Cari Johnson: A chance to analyze Mongolia’s geology
"Geologists tend to talk with their hands," says Cari Johnson, cupping hers to show how the East Gobi Basin sits at the bottom of the map of Mongolia. Johnson is planning her third season of summer fieldwork in the deserts of Asia. The first summer, before she enrolled at Stanford in 1996, geology Professor Stephan Graham sent her along as a field assistant an assignment he often gives to see if his students are as ready as they imagine for the personal hardships and the bureaucratic hurdles that come with work in these ancient lands.
"It was much harder than I had anticipated," Johnson concedes. But the hardships also are alleviated by the pleasures of working in Mongolia, where, she says, the people are kind and open and the nomadic life of a geological field team is not much different from everyday living for the local residents.
Johnson's taste for the outdoor life began in her freshman year in high school when she arrived at a Salt Lake City school that emphasized outdoor education. She was fresh from Texas, "a Southern belle like you wouldn't believe." Her first camping trip convinced her that life could be lived without a curling iron. In high school, she trekked in the Utah wilderness and at Carleton College in Minnesota she joined geology field trips that convinced her that life is lived best with part of the year in the wild. "I realized that what I want to do is what geologists do," she says.

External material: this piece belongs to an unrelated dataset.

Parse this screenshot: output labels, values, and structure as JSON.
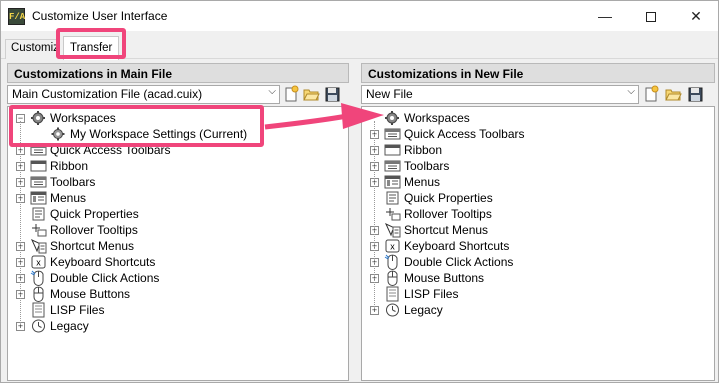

In Mongolia, Johnson has the opportunity to bring together her training and the research tools of a major university to try to find out how a major sedimentary basin was formed, when it was formed, and what oil and mineral deposits might lie there.
Her work requires a combination of tasks in the field and in the lab. In the field, she does detailed studies of rock outcroppings. "It's like looking at a cliff of rock for the first time again, starting with the simplest questions about how it is structured and what rocks are there." In the lab, she examines the composition of rock samples and age-dates them. Later this year, to add to what she's seen on the surface, she'll start work on a 1,000-foot core sample drilled in the Gobi Basin by an oil company.
Johnson and her fellow Asia researcher Jeremy Hourigan are second-year doctoral students, honored by the department of geological and environmental sciences for the quality of their work in their first year. She says the Stanford Graduate Fellowship came as "a complete surprise," both an honor and a gift.
During the school year, it means that teaching is no longer a financial necessity. "I loved being a TA last year, but this means another 10 to 12 hours a week for research," Johnson says. In the summer, her fellowship frees some of her adviser's grant money for other purposes ideally, a research assistant to join her in Mongolia. "This is a big project, and we only can do fieldwork for a few weeks each summer," Johnson says. "Another pair of eyes in the field will help." SR
- JANET BASU
Photo by Linda Cicero